Everything in the listing should be restated word for word.
___ Dataset content ___
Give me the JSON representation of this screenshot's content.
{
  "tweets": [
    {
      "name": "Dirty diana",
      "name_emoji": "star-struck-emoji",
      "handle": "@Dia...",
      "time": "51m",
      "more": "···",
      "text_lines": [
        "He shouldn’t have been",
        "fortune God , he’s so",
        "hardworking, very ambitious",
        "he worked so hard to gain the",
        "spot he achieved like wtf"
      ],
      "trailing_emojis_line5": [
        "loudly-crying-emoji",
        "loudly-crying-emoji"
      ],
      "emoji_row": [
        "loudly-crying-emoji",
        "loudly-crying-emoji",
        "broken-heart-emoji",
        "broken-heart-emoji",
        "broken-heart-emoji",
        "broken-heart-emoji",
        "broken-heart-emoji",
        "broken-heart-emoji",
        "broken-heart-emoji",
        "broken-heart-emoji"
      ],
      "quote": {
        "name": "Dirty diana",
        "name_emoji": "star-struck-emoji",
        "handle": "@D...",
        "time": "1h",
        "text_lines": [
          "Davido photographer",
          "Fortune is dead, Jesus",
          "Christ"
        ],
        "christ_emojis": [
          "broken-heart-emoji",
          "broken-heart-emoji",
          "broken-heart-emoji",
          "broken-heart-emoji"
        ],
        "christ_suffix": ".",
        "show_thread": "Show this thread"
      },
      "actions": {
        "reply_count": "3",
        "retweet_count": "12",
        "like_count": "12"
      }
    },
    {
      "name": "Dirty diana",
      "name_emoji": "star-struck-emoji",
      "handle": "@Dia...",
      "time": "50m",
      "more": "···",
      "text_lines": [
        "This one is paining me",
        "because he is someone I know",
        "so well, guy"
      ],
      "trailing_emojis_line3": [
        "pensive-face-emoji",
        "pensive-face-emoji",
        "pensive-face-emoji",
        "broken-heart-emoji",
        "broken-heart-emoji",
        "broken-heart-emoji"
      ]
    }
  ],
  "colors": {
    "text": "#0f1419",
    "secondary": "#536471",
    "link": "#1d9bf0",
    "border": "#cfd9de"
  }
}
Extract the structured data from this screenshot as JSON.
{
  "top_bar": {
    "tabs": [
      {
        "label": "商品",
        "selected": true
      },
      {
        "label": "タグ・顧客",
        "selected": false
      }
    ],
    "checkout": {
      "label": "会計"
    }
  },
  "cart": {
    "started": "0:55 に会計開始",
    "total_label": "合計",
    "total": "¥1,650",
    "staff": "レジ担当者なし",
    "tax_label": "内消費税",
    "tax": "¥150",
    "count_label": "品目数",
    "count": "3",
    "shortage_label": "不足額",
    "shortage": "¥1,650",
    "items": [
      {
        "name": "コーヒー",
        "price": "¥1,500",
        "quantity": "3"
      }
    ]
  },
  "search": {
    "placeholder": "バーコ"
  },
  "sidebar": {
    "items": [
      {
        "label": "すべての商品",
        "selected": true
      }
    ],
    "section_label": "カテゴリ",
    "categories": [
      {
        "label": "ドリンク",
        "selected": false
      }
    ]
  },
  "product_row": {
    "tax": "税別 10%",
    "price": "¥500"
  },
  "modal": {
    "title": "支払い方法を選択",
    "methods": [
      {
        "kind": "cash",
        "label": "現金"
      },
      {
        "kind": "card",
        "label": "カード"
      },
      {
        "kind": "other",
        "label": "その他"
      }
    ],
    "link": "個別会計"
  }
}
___
Response area:
Give me the JSON representation of this screenshot's content.
{
  "tweets": [
    {
      "name": "Dirty diana",
      "name_emoji": "star-struck-emoji",
      "handle": "@Dia...",
      "time": "51m",
      "more": "···",
      "text_lines": [
        "He shouldn’t have been",
        "fortune God , he’s so",
        "hardworking, very ambitious",
        "he worked so hard to gain the",
        "spot he achieved like wtf"
      ],
      "trailing_emojis_line5": [
        "loudly-crying-emoji",
        "loudly-crying-emoji"
      ],
      "emoji_row": [
        "loudly-crying-emoji",
        "loudly-crying-emoji",
        "broken-heart-emoji",
        "broken-heart-emoji",
        "broken-heart-emoji",
        "broken-heart-emoji",
        "broken-heart-emoji",
        "broken-heart-emoji",
        "broken-heart-emoji",
        "broken-heart-emoji"
      ],
      "quote": {
        "name": "Dirty diana",
        "name_emoji": "star-struck-emoji",
        "handle": "@D...",
        "time": "1h",
        "text_lines": [
          "Davido photographer",
          "Fortune is dead, Jesus",
          "Christ"
        ],
        "christ_emojis": [
          "broken-heart-emoji",
          "broken-heart-emoji",
          "broken-heart-emoji",
          "broken-heart-emoji"
        ],
        "christ_suffix": ".",
        "show_thread": "Show this thread"
      },
      "actions": {
        "reply_count": "3",
        "retweet_count": "12",
        "like_count": "12"
      }
    },
    {
      "name": "Dirty diana",
      "name_emoji": "star-struck-emoji",
      "handle": "@Dia...",
      "time": "50m",
      "more": "···",
      "text_lines": [
        "This one is paining me",
        "because he is someone I know",
        "so well, guy"
      ],
      "trailing_emojis_line3": [
        "pensive-face-emoji",
        "pensive-face-emoji",
        "pensive-face-emoji",
        "broken-heart-emoji",
        "broken-heart-emoji",
        "broken-heart-emoji"
      ]
    }
  ],
  "colors": {
    "text": "#0f1419",
    "secondary": "#536471",
    "link": "#1d9bf0",
    "border": "#cfd9de"
  }
}
Extract the structured data from this screenshot as JSON.
{
  "top_bar": {
    "tabs": [
      {
        "label": "商品",
        "selected": true
      },
      {
        "label": "タグ・顧客",
        "selected": false
      }
    ],
    "checkout": {
      "label": "会計"
    }
  },
  "cart": {
    "started": "0:55 に会計開始",
    "total_label": "合計",
    "total": "¥1,650",
    "staff": "レジ担当者なし",
    "tax_label": "内消費税",
    "tax": "¥150",
    "count_label": "品目数",
    "count": "3",
    "shortage_label": "不足額",
    "shortage": "¥1,650",
    "items": [
      {
        "name": "コーヒー",
        "price": "¥1,500",
        "quantity": "3"
      }
    ]
  },
  "search": {
    "placeholder": "バーコ"
  },
  "sidebar": {
    "items": [
      {
        "label": "すべての商品",
        "selected": true
      }
    ],
    "section_label": "カテゴリ",
    "categories": [
      {
        "label": "ドリンク",
        "selected": false
      }
    ]
  },
  "product_row": {
    "tax": "税別 10%",
    "price": "¥500"
  },
  "modal": {
    "title": "支払い方法を選択",
    "methods": [
      {
        "kind": "cash",
        "label": "現金"
      },
      {
        "kind": "card",
        "label": "カード"
      },
      {
        "kind": "other",
        "label": "その他"
      }
    ],
    "link": "個別会計"
  }
}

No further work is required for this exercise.